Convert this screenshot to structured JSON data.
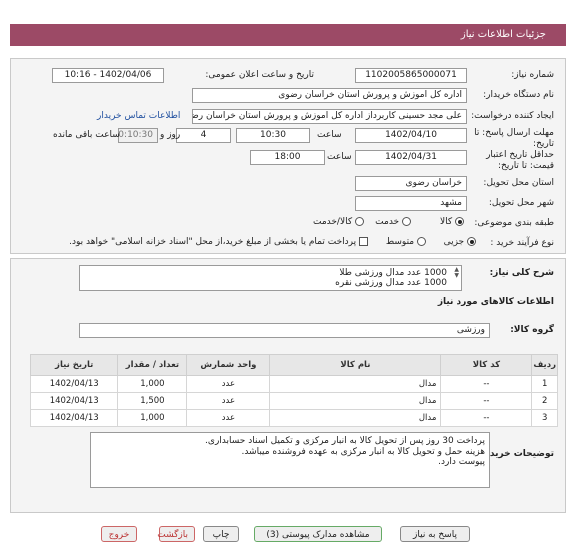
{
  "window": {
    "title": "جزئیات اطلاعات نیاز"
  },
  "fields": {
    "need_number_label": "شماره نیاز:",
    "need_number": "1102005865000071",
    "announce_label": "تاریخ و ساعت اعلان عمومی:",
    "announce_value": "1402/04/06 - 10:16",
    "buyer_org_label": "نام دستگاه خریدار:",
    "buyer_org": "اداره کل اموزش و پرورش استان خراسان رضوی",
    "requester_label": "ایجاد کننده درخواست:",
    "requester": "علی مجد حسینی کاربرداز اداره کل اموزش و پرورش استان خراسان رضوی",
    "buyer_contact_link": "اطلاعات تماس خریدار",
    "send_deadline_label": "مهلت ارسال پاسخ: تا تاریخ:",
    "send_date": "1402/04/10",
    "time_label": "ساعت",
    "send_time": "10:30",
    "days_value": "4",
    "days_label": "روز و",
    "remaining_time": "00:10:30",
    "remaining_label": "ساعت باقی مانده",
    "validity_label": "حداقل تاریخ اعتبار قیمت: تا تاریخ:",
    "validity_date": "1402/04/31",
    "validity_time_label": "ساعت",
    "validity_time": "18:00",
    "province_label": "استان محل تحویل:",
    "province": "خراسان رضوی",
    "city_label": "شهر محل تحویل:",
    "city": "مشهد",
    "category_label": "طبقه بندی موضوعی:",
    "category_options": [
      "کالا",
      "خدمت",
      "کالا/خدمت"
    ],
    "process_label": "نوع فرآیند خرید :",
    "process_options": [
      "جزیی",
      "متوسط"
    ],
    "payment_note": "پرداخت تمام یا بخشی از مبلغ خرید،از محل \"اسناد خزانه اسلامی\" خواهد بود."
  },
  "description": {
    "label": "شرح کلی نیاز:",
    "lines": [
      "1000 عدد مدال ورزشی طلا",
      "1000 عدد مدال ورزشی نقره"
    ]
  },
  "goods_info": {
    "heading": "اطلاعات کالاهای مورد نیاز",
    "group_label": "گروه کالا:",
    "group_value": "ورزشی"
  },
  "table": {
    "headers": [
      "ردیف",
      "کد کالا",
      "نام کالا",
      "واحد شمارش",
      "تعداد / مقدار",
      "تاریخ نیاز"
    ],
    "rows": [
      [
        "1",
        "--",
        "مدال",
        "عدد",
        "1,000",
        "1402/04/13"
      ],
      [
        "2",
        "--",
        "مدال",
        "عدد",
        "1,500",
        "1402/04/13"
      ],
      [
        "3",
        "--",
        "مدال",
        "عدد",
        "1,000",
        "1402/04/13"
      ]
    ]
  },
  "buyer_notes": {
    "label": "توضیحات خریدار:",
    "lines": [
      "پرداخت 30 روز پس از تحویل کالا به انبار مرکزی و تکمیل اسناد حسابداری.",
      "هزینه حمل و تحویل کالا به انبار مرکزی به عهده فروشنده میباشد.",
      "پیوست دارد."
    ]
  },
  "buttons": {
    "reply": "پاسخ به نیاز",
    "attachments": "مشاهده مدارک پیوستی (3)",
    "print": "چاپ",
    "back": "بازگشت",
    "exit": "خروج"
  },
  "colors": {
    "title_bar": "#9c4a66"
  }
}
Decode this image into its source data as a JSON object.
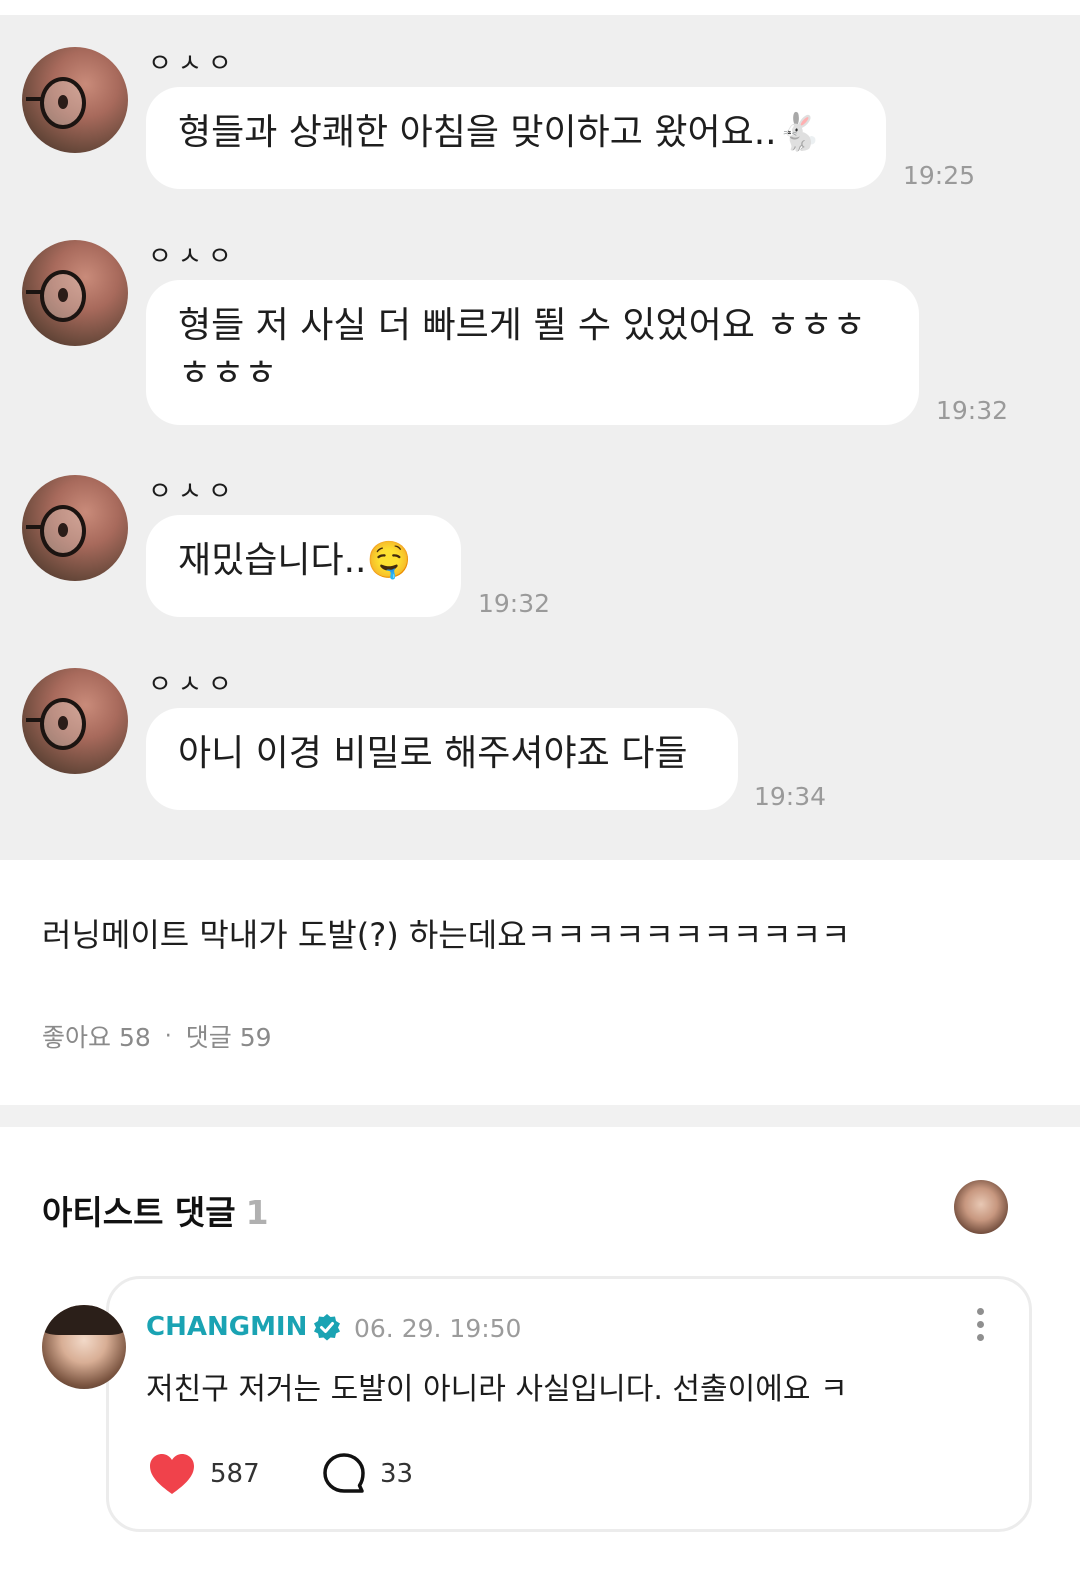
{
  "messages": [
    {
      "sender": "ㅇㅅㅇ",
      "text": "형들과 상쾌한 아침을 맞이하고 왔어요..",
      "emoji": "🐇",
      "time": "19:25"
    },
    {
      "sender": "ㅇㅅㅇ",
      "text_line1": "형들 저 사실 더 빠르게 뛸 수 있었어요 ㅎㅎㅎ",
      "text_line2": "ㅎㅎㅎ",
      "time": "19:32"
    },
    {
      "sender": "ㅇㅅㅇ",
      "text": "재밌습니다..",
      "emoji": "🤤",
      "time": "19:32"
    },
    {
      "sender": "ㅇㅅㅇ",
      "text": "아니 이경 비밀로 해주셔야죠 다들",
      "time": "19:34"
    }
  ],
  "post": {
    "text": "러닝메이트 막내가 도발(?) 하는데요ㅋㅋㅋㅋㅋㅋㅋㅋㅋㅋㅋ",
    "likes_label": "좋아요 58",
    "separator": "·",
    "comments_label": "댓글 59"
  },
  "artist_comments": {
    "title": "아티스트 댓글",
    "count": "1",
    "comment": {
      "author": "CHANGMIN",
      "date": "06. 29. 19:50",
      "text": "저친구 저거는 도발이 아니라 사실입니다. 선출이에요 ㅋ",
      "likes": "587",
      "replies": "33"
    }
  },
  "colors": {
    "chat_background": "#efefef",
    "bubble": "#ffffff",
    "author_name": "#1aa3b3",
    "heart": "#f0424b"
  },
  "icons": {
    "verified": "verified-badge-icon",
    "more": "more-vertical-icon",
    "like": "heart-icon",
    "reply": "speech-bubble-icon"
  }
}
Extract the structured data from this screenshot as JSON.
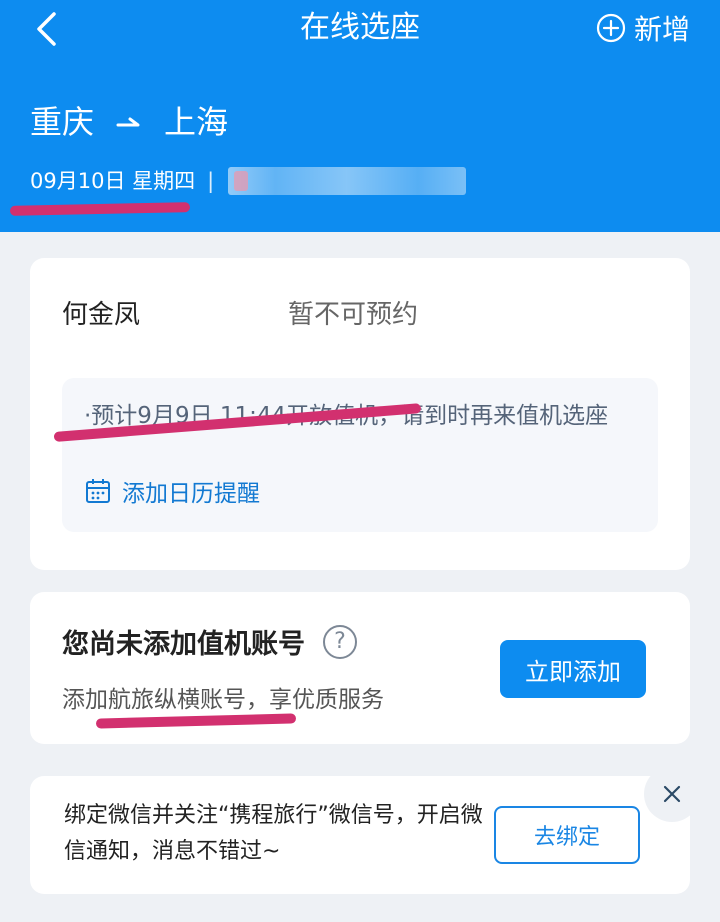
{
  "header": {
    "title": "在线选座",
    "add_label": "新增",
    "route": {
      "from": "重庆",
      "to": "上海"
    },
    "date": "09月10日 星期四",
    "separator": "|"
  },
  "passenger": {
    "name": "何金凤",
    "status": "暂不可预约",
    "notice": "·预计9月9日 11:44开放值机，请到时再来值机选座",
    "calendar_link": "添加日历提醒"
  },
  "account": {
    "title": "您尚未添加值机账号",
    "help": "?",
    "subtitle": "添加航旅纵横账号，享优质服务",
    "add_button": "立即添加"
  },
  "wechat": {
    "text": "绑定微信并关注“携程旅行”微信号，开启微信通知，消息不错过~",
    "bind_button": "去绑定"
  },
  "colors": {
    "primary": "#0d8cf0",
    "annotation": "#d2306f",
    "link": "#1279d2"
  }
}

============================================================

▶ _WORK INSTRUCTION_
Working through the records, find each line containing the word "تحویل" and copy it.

▶ _OUTPUT FOR THIS TASK_
    "province_label": "استان محل تحویل:",
    "city_label": "شهر محل تحویل:",
      "پرداخت 30 روز پس از تحویل کالا به انبار مرکزی و تکمیل اسناد حسابداری.",
      "هزینه حمل و تحویل کالا به انبار مرکزی به عهده فروشنده میباشد.",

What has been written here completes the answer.